Precise copying is required. Return the data below in full.

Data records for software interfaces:
★ ★ ★

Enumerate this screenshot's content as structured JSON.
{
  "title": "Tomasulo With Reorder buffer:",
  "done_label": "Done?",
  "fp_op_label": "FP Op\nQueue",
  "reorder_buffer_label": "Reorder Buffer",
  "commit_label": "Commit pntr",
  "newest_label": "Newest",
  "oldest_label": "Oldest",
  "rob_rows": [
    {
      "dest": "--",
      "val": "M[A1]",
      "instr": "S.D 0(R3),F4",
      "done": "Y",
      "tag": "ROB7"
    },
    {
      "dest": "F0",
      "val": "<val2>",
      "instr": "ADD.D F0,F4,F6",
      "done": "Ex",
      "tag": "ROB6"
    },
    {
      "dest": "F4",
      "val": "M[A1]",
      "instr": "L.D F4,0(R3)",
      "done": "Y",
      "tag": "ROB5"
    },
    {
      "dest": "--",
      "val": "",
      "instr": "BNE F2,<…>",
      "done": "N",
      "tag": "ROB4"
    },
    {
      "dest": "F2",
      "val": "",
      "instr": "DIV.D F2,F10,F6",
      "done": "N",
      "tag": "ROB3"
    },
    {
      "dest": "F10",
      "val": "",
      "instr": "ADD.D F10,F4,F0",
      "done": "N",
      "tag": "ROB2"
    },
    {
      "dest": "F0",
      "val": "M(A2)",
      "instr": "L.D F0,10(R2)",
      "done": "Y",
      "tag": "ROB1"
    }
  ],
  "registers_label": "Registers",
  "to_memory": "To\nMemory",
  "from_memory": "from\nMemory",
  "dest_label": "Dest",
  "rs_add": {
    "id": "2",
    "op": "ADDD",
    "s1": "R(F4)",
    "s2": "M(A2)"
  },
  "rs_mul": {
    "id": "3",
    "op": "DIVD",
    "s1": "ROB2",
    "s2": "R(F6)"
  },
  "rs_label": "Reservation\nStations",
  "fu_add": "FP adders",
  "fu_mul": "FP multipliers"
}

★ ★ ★

* _RESULT OF THE EXERCISE_:
Enumerate this screenshot's content as structured JSON.
{
  "title": "Tomasulo With Reorder buffer:",
  "done_label": "Done?",
  "fp_op_label": "FP Op\nQueue",
  "reorder_buffer_label": "Reorder Buffer",
  "commit_label": "Commit pntr",
  "newest_label": "Newest",
  "oldest_label": "Oldest",
  "rob_rows": [
    {
      "dest": "--",
      "val": "M[A1]",
      "instr": "S.D 0(R3),F4",
      "done": "Y",
      "tag": "ROB7"
    },
    {
      "dest": "F0",
      "val": "<val2>",
      "instr": "ADD.D F0,F4,F6",
      "done": "Ex",
      "tag": "ROB6"
    },
    {
      "dest": "F4",
      "val": "M[A1]",
      "instr": "L.D F4,0(R3)",
      "done": "Y",
      "tag": "ROB5"
    },
    {
      "dest": "--",
      "val": "",
      "instr": "BNE F2,<…>",
      "done": "N",
      "tag": "ROB4"
    },
    {
      "dest": "F2",
      "val": "",
      "instr": "DIV.D F2,F10,F6",
      "done": "N",
      "tag": "ROB3"
    },
    {
      "dest": "F10",
      "val": "",
      "instr": "ADD.D F10,F4,F0",
      "done": "N",
      "tag": "ROB2"
    },
    {
      "dest": "F0",
      "val": "M(A2)",
      "instr": "L.D F0,10(R2)",
      "done": "Y",
      "tag": "ROB1"
    }
  ],
  "registers_label": "Registers",
  "to_memory": "To\nMemory",
  "from_memory": "from\nMemory",
  "dest_label": "Dest",
  "rs_add": {
    "id": "2",
    "op": "ADDD",
    "s1": "R(F4)",
    "s2": "M(A2)"
  },
  "rs_mul": {
    "id": "3",
    "op": "DIVD",
    "s1": "ROB2",
    "s2": "R(F6)"
  },
  "rs_label": "Reservation\nStations",
  "fu_add": "FP adders",
  "fu_mul": "FP multipliers"
}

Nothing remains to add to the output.